Adding oleclumab or monalizumab to consolidation with durvalumab can improve clinical outcomes in patients with unresectable stage III non-small cell lung cancer (NSCLC), a phase 2 trial suggests.
Combining durvalumab with oleclumab or monalizumab produced a numeric improvement in response rate and prolonged progression-free survival (PFS), when compared with durvalumab alone.
These results, from the COAST trial, were published in the Journal of Clinical Oncology.
The trial (ClinicalTrials.gov Identifier: NCT03822351) enrolled and treated 186 patients with unresectable stage III NSCLC who had not progressed after concurrent chemoradiotherapy (cCRT).
At 42 days or less after cCRT, patients were randomly assigned to receive durvalumab alone (n=66), durvalumab plus oleclumab (n=59), or durvalumab plus monalizumab (n=61) for up to 12 months.
At baseline, the patients’ median age was 65 years (range, 37-87 years). Most (84.1%) were White, men (68.3%), and current or former smokers (93.1%). Less than half of patients (42.9%) had squamous cell histology and unresectable stage IIIA disease (45.5%). Most (89.9%) were randomly assigned to consolidation 14 days or more after radiotherapy, and 34.9% had prior cisplatin.
At a median follow-up of 11.5 months, there was an improvement in PFS with oleclumab-durvalumab (hazard ratio [HR], 0.44; 95% CI, 0.26-0.75) and monalizumab-durvalumab (HR, 0.42; 95% CI, 0.24-0.72), compared with durvalumab alone.
The median PFS was not reached in the oleclumab arm, 15.1 months in the monalizumab arm, and 6.3 months in the durvalumab monotherapy arm. The 1-year PFS rate was 62.6%, 72.7%, and 33.9%, respectively.

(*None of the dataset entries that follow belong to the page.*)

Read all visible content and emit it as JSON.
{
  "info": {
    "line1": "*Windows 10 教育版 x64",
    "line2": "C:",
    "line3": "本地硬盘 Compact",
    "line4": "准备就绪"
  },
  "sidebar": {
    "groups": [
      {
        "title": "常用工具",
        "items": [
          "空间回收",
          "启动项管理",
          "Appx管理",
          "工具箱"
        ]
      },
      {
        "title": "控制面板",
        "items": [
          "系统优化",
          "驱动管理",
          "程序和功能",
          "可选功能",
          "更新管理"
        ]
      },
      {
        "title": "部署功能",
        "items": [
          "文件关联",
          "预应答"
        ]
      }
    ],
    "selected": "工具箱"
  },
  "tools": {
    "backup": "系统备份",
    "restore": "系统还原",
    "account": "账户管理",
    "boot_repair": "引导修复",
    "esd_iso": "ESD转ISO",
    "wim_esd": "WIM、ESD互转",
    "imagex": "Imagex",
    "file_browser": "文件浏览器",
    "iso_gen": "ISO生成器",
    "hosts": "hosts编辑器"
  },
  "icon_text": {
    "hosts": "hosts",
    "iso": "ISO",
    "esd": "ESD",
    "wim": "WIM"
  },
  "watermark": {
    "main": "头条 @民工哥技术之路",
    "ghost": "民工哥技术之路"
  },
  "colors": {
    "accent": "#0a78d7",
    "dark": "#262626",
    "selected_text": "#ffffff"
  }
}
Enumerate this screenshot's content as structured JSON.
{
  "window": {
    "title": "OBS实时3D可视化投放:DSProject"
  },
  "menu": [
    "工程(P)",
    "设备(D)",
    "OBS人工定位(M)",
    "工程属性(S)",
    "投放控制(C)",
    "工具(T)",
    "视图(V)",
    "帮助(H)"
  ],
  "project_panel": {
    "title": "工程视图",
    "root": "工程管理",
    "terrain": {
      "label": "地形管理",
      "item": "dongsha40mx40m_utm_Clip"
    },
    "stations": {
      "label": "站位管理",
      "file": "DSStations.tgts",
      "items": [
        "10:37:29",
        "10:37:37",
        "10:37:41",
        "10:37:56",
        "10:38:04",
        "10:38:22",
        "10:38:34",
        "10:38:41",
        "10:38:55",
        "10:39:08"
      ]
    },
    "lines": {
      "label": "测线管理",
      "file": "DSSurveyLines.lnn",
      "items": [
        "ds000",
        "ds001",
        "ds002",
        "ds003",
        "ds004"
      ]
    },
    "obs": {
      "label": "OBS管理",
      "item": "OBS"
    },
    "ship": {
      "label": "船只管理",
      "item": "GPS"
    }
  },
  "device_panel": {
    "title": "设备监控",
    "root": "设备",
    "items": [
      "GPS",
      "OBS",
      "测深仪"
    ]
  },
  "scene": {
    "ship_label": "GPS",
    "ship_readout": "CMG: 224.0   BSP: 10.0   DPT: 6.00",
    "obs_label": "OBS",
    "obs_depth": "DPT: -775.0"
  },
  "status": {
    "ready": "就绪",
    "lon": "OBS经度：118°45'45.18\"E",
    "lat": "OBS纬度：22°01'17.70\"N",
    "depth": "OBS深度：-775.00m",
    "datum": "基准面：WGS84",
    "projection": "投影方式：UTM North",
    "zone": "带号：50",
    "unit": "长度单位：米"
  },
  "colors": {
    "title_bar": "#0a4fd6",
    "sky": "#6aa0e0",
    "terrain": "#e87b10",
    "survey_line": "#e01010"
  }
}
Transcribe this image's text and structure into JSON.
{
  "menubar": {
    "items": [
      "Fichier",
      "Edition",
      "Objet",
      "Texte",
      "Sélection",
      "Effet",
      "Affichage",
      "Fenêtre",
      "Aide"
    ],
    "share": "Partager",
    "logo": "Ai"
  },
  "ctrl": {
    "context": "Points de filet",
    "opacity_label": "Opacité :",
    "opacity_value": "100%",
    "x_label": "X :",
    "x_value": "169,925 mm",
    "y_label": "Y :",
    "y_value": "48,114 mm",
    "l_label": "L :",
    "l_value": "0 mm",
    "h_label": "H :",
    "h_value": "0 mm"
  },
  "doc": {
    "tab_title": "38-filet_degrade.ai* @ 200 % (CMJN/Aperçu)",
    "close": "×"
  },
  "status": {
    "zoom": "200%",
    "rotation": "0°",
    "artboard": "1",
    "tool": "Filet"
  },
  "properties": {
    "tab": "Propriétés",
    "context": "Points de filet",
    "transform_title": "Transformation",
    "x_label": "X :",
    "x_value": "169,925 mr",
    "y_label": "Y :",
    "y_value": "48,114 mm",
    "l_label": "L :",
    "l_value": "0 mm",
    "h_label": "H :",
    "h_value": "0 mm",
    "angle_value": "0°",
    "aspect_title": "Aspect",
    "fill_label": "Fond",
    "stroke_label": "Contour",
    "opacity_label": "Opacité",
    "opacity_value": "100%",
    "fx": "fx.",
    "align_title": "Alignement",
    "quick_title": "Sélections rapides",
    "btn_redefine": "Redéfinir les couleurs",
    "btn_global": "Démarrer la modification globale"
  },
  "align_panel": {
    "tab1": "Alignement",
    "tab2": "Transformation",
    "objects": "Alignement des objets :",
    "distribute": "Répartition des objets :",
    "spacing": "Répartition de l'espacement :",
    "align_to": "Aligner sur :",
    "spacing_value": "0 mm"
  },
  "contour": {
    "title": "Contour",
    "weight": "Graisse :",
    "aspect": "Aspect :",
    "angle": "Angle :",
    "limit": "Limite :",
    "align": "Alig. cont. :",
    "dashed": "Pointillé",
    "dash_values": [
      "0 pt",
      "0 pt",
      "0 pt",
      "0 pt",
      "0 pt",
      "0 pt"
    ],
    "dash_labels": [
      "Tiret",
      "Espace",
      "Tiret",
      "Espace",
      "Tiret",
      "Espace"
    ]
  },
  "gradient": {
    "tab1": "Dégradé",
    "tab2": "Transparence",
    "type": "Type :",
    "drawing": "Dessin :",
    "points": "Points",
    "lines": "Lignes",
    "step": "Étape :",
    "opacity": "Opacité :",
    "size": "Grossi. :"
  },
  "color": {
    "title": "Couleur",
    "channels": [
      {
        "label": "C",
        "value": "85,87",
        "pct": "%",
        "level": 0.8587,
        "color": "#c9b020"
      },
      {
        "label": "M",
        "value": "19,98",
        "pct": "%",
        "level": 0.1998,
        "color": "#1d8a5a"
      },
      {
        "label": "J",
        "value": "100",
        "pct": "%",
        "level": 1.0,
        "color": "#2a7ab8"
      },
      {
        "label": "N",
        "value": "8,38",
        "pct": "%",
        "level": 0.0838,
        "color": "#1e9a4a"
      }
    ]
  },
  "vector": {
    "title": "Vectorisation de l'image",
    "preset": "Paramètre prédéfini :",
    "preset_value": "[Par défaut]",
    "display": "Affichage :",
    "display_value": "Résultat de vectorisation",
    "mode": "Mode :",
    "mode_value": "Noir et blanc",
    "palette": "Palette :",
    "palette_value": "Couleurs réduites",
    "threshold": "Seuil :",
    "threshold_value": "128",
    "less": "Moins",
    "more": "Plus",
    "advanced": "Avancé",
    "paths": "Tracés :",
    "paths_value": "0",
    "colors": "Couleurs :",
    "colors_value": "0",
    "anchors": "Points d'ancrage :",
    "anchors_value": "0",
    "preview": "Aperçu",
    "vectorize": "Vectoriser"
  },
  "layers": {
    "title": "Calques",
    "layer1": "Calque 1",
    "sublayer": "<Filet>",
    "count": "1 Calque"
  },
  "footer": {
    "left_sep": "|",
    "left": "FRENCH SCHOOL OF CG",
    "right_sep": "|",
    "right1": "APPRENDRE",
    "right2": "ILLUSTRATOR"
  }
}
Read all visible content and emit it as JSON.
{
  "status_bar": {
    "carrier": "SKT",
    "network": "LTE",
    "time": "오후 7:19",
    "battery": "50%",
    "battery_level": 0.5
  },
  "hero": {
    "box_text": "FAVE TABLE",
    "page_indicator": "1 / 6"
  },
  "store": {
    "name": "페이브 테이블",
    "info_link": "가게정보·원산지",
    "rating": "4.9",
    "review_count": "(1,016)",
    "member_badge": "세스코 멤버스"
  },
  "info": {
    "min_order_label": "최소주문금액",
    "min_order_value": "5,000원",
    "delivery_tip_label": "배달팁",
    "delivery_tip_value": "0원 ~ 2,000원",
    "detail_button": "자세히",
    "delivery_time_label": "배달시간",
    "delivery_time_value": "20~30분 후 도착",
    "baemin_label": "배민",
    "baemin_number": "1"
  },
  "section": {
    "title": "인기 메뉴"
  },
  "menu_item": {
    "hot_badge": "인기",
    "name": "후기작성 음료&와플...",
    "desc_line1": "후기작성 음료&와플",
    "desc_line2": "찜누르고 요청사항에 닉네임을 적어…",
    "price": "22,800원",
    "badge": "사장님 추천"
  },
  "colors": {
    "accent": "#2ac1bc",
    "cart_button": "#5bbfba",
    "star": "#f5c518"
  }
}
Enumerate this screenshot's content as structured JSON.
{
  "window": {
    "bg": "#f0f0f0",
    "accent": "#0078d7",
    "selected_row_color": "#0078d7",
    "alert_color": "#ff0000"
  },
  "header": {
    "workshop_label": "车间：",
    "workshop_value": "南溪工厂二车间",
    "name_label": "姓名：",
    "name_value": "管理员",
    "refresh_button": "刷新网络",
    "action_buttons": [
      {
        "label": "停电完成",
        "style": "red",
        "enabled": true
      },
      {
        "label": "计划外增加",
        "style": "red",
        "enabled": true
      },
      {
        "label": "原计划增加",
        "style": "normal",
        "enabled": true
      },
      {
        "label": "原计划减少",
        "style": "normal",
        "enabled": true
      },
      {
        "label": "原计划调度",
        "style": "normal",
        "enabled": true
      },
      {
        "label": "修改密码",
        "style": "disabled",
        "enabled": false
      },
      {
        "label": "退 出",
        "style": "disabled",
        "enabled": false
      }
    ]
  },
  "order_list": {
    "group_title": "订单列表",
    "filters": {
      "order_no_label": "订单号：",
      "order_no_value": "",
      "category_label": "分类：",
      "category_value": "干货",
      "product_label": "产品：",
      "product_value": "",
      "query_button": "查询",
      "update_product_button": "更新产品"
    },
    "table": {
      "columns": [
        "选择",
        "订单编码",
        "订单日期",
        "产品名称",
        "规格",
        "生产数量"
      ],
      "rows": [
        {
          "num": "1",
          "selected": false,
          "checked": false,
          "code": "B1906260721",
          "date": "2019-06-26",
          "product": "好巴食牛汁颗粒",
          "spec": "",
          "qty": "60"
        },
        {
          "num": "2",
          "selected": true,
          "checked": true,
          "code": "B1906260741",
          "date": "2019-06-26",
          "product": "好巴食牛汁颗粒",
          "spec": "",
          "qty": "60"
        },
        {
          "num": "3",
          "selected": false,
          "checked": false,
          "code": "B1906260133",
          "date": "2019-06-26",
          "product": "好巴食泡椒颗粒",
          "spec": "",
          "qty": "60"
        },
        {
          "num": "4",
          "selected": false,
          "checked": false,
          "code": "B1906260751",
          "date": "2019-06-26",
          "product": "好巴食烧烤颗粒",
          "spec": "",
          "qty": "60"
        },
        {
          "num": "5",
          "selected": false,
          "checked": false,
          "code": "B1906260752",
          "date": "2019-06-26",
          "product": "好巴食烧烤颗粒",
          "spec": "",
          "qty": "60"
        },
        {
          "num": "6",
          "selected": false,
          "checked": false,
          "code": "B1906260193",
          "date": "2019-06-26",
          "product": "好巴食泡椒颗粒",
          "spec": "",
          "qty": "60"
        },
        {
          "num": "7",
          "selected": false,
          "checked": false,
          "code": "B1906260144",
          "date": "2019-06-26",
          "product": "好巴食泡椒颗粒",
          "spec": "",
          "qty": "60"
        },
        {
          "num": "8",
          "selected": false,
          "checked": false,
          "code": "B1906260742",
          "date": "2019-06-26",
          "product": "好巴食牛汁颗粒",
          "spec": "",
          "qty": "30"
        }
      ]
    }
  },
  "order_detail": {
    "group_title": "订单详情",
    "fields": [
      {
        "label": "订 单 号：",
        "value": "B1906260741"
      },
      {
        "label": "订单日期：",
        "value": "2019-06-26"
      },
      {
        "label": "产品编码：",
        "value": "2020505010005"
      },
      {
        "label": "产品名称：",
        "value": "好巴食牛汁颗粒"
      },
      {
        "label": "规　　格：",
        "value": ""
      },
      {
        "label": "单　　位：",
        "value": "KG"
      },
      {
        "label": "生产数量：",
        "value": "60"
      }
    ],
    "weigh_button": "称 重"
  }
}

The overall response rate was 35.5% with the monalizumab combination, 30.0% with the oleclumab combination, and 17.9% with durvalumab alone. The median duration of response was not reached in any arm.
All-cause grade 3 or higher treatment-emergent adverse events (TEAEs) occurred in 40.7% of patients in the oleclumab arm, 27.9% of patients in the monalizumab arm, and 39.4% of patients in the durvalumab-alone arm.
Cough, dyspnea, pneumonitis, asthenia, and pruritus were the most common
TEAEs in the combination arms.
There were 4 treatment-related deaths — 2 due to pneumonitis and radiation pneumonitis in the durvalumab-alone arm, 1 due to pneumonitis in the oleclumab arm, and 1 due to myocardial infarction in the monalizumab arm.
“To our knowledge, COAST is the first randomized phase 2 study to show improved clinical outcomes with novel immunotherapy combinations in this setting,” the researchers concluded.
The combinations are currently under investigation in the phase 3 PACIFIC-9 trial (ClinicalTrials.gov identifier: NCT05221840).
Disclosures: This research was supported by AstraZeneca. Some study authors declared affiliations with biotech, pharmaceutical, and/or device companies. Please see the original reference for a full list of disclosures.
Herbst R, Majem M, Barlesi F, et al. COAST: An open-label, phase II, multidrug platform study of durvalumab alone or in combination with oleclumab or monalizumab in patients with unresectable, stage III non–small-cell lung cancer. J Clin Oncol. Published online April 22, 2022. doi:10.1200/JCO.22.00227
This article originally appeared on Cancer Therapy Advisor